Find every line below where the string "size" shows up, and copy those lines.

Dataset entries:
+ + +

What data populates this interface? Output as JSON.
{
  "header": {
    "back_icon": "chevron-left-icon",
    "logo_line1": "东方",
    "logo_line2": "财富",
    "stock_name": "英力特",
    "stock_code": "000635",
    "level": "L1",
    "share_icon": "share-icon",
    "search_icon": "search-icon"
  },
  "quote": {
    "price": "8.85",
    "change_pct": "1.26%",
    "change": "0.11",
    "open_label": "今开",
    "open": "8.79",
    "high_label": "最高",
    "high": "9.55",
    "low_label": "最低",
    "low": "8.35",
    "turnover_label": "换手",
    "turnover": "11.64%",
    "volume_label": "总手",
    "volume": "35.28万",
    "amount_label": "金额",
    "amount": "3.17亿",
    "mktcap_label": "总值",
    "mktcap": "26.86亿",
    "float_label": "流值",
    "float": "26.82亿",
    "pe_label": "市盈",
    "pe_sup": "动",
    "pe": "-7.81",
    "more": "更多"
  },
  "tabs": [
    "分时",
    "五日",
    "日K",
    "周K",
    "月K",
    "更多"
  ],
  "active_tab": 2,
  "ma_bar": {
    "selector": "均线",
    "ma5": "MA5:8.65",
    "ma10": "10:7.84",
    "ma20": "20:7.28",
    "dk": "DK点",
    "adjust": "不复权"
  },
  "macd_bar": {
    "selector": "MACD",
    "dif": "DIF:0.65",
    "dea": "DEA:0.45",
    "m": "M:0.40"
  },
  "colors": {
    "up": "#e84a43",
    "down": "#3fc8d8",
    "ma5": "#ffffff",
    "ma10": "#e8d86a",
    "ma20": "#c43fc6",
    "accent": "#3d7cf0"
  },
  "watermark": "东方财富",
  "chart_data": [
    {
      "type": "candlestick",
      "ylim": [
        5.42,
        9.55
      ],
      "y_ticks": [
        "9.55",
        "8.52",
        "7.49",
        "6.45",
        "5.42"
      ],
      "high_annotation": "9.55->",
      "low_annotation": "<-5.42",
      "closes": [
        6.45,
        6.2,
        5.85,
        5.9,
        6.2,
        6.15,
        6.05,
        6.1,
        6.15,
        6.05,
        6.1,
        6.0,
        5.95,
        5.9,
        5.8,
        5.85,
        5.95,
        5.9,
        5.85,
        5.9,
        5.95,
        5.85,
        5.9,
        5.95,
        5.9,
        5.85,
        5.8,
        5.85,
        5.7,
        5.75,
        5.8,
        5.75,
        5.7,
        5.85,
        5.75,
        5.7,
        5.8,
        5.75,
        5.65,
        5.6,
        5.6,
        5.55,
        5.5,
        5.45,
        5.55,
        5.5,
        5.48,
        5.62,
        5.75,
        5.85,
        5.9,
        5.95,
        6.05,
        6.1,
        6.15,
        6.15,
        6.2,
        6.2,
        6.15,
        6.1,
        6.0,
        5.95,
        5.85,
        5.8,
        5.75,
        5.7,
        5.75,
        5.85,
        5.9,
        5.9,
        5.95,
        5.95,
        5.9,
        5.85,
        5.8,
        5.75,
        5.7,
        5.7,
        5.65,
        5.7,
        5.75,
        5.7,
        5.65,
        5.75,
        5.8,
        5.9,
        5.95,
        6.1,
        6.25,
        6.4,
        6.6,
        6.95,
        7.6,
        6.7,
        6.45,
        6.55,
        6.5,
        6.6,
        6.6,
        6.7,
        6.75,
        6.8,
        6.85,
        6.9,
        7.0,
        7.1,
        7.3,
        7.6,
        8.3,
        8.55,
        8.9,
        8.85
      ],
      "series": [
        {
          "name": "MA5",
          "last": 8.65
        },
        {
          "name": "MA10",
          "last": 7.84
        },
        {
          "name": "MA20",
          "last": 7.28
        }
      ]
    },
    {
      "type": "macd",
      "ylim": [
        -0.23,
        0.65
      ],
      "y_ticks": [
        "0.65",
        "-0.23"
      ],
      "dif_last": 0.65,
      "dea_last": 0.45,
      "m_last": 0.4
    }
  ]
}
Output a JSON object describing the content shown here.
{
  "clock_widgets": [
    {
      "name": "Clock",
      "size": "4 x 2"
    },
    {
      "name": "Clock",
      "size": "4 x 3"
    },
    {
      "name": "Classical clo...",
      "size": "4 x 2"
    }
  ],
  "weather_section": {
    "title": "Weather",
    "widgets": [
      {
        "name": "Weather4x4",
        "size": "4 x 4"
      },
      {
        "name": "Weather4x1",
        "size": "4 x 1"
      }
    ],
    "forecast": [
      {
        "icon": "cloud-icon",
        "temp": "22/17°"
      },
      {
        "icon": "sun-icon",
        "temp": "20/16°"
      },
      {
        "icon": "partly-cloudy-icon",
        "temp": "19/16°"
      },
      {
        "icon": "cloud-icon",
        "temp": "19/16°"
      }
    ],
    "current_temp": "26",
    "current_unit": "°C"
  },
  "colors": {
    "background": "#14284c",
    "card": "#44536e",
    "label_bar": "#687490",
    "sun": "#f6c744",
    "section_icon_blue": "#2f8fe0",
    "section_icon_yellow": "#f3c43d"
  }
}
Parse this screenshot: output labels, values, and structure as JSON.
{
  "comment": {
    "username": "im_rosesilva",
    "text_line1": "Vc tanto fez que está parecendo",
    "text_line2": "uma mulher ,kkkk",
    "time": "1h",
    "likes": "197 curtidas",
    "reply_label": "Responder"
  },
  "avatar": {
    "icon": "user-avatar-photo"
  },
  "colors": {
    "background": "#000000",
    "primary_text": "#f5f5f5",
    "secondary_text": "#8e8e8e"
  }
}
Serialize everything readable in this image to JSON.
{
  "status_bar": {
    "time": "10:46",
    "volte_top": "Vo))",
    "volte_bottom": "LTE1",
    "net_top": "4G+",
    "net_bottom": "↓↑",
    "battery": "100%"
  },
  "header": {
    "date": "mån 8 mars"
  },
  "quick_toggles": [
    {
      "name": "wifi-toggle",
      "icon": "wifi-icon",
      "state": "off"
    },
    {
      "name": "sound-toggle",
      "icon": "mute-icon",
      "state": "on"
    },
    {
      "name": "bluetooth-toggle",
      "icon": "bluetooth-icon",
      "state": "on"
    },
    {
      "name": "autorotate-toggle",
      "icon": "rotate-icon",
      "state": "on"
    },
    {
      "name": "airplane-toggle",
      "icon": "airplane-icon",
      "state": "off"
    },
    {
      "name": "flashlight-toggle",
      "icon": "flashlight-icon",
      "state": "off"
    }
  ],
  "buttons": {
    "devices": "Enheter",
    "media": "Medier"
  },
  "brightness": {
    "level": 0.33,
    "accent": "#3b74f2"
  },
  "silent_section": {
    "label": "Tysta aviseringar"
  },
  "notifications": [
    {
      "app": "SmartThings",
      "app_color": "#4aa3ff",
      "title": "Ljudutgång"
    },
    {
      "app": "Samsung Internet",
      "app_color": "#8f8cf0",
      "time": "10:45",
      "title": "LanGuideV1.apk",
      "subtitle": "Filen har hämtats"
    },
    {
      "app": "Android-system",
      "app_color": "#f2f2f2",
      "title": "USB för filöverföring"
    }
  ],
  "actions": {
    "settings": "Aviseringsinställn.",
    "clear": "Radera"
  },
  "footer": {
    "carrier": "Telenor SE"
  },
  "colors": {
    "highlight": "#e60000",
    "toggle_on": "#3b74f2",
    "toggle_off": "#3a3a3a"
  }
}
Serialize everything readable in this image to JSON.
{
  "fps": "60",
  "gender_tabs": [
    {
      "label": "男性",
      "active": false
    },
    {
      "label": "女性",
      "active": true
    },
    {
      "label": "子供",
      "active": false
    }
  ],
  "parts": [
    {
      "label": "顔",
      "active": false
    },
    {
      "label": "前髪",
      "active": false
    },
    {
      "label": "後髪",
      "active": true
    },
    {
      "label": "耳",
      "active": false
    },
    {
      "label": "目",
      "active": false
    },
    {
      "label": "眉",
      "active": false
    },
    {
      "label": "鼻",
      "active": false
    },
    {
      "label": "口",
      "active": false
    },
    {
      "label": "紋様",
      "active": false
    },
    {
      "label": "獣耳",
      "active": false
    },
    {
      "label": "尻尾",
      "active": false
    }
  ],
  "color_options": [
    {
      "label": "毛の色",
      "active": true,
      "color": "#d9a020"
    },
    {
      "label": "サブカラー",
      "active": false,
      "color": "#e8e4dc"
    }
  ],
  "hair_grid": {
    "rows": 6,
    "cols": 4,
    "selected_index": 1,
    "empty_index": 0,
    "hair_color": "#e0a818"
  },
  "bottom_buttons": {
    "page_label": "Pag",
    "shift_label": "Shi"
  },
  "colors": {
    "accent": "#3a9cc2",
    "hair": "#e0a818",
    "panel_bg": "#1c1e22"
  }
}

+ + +

_Response area_:
      "size": "4 x 2"
      "size": "4 x 3"
      "size": "4 x 2"
        "size": "4 x 4"
        "size": "4 x 1"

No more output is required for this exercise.